It’s 2010. Do You Know Where Your Exhibitors Are?
A look at changing trade show business models.
Having just come back from a speech to the National Association of Wholesaler-Distributor’s Executive Council meeting, I’ve got meeting attendance on the brain. It’s down, in case you hadn’t heard. It’s way down in some industries, and not just because of the recession. Conventions, trade shows, conferences are becoming a commodity for a lot of industries. For the wholesalers, buying groups were already stealing their thunder and now are adding networking in ways that really undercut their value propositions as premier networking venues.
The business model was already pretty wonky. Matt Rowan, executive director of the Health Industry Distributors Association is trying to change the 80-20 model where 80 percent of revenues are eaten up by shipping, logistics, booth companies, AV providers, etc. and only 20 percent ends up in the association’s pockets. He’s coming up with packages for his biggest exhibitors which save them 20 percent and allow the association to keep 50 percent of the revenues. “We’ve gotten into the booth-building business,” Rowan said. That was only one example from his “power package” idea that will give exhibitors what they want: “not more relationships but deeper relationships.”
“We were slaves to the number of attendees, the number of booths, the square footage,” Rowan said. “Now the metric is how many meetings exhibitors hosted. There’s meeting space in each booth along ‘Main Street’ plus private meeting spaces around the periphery of the hall. Exhibitors want to know who they’re meeting with even before they come to town.”
The makeup of HIDA’s attendees fit the dance card approach very well.

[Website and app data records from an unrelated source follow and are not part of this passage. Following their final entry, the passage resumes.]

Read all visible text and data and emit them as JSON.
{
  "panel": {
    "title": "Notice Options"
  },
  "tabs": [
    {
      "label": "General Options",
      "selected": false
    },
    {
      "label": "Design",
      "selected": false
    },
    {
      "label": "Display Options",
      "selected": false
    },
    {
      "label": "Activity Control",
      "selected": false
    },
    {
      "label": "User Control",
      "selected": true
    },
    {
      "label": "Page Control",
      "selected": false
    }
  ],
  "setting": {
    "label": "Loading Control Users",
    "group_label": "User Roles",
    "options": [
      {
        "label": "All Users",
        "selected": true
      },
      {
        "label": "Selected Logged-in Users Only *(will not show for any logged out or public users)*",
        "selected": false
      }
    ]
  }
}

Buyers can select sellers they’d like to talk to and vice versa so that everyone’s dance card fills up and HIDA has a basis for pricing.
John Garfinkel, executive director of the International Sanitary Supply Association, has managed to maintain attendance at or near the same levels as prior to the recession by opening the doors to service providers and end users through alliances with other associations.
These are only two ideas. I’m part of a major study that will look for more.
Fast Future Research’s Convention 2020 just kicked off and will look at the future of live events, venues and meeting destinations. The study’s site allows anyone to contribute their thoughts via a Trend Wiki. The study will run through October so that meeting planners can make better decisions this year for future meetings. After we gather everyone’s input, participants will be able to vote on which trends they see as most likely. I hope you’ll join up.
[This post originally appeared here.]